What's your family watching these days? The NFL? CNBC? Fox's "Raising Hope"?
No matter. Traditional TV advertisers may tell you there is still not enough family-oriented TV programming.
The Association of National Advertiser's Alliance for Family Entertainment (AFE), a group of 40 national advertisers, is partnering with Overbrook Entertainment, co-founded by actor Will Smith and film producer James Lassiter, to sponsor a scriptwriting contest for new family programming, both drama and comedy. Winners will receive $5,000, a meeting with Overbrook and the opportunity to have their script developed.
In 1998, the AFE started fostering family shows, and credits some 20 network prime-time shows that came through its story/screenwriting funding program, including: "Friday Night Lights," "Chuck," "Everybody Hates Chris," "8 Simple Rules" and "Gilmore Girls."
TV marketers want everyone in the same room to hear their messages for greater impact. But it it’s becoming a tougher and tougher chore to create entertainment that way. Disney/Pixar theatrical movies go through this every holiday season, looking to entertain the kids and not leaving parents feeling as if they wasted two hours of entertainment time on something beneath them.
Hallmark Channel, ABC Family, and a few others may seem to have the "family" programming tag -- but their brand messages aren't always what you'd expect. Hallmark Channel's tagline is: "The Heart of TV." ABC Family's is: "A New Kind of Family."

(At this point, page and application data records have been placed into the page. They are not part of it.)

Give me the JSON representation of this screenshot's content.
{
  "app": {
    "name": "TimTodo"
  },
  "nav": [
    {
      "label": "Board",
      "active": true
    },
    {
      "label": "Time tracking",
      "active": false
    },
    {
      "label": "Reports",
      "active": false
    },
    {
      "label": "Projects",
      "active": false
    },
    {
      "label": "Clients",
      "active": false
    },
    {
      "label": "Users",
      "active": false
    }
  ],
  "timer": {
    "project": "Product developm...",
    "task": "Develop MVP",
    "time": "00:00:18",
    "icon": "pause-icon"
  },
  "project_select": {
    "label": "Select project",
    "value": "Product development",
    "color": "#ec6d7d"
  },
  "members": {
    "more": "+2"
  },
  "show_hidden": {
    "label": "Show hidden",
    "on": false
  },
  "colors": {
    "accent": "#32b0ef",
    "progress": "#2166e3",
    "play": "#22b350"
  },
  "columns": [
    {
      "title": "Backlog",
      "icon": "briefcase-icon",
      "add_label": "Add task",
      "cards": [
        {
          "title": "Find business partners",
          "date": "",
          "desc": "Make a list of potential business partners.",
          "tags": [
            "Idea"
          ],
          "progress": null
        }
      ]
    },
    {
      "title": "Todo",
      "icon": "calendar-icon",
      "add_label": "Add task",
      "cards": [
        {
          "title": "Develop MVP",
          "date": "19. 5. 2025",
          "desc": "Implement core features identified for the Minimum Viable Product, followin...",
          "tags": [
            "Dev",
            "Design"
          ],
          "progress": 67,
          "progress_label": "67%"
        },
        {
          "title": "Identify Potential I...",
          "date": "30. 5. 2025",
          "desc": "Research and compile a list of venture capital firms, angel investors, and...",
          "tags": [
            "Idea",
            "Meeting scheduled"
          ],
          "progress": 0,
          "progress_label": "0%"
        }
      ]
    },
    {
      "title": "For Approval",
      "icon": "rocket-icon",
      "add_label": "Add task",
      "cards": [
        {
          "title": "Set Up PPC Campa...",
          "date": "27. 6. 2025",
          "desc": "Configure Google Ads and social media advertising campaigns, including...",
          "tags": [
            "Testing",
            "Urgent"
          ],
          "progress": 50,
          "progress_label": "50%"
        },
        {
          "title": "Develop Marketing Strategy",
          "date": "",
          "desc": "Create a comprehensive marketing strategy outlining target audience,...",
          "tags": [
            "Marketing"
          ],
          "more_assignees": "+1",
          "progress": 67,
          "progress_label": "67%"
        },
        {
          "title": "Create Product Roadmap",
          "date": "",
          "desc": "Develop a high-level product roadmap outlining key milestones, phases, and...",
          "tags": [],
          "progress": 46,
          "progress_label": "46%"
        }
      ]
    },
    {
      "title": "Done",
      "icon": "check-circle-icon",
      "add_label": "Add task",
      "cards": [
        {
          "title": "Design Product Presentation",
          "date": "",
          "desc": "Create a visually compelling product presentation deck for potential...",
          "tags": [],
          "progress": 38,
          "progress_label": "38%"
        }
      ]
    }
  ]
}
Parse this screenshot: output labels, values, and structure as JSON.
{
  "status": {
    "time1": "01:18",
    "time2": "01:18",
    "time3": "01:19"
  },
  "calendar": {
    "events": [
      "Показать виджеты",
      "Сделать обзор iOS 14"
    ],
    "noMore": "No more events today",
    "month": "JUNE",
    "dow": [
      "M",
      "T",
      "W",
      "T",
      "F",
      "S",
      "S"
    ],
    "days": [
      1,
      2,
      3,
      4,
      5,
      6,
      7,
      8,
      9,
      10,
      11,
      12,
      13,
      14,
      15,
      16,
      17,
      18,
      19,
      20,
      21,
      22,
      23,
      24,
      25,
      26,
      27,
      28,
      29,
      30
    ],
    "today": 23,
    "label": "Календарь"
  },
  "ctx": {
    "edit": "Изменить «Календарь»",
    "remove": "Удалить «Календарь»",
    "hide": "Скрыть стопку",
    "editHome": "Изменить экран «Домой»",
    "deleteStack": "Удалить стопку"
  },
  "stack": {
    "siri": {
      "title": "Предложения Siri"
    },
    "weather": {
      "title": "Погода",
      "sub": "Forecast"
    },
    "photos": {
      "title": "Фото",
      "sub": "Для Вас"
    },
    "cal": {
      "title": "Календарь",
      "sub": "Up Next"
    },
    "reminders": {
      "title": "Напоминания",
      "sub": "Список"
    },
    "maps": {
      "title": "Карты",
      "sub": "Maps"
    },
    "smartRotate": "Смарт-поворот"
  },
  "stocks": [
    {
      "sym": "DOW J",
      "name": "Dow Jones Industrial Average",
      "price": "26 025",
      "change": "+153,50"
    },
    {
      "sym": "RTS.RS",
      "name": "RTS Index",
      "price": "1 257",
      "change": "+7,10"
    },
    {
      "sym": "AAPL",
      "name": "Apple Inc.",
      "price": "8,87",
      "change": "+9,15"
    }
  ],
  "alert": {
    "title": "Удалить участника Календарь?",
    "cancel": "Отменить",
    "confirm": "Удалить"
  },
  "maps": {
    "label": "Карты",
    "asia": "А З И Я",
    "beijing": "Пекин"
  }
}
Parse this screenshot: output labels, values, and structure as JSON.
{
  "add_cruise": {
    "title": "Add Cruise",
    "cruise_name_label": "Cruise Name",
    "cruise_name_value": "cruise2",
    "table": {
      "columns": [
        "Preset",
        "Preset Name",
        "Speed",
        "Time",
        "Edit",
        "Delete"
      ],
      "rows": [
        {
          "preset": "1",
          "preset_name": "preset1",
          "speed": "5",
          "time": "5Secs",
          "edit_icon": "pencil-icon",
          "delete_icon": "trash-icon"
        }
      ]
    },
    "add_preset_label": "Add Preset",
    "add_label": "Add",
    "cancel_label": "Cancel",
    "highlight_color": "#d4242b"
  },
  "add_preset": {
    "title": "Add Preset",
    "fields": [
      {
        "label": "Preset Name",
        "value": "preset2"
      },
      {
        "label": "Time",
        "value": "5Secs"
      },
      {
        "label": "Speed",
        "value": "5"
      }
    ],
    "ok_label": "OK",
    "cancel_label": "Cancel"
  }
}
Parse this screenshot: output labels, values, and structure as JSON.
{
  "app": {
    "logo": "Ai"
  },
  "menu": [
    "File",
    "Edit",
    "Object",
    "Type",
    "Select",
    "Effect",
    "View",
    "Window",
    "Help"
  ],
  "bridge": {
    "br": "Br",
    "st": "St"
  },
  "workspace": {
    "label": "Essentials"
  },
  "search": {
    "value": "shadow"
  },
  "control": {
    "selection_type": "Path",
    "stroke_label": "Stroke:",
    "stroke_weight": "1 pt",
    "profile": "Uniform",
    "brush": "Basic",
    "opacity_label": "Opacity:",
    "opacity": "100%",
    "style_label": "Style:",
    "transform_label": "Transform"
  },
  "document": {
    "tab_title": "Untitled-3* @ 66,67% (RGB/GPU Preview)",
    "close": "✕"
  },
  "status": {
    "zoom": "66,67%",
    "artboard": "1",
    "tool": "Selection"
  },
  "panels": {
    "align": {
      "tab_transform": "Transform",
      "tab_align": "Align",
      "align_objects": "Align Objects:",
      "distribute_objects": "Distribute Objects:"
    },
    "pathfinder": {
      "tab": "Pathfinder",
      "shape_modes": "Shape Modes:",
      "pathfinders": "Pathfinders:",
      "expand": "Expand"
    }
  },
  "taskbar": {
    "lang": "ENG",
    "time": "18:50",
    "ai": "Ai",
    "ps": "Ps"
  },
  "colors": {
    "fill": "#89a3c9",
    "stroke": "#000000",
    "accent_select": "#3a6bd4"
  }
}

TV viewers, whatever their "family" configuration, may just want good entertainment. Violent images, tough language, difficult subject matter? That’s a subjective call, though many would agree these elements are not for young kids.
Fifteen years ago, if TV advertisers wanted to push family-oriented programming, they could gain impact from having shows on three or five networks -- now they would need to seek like 60. Looking for scale to reach any mass viewer group has become harder for any big-rated, high-quality TV program.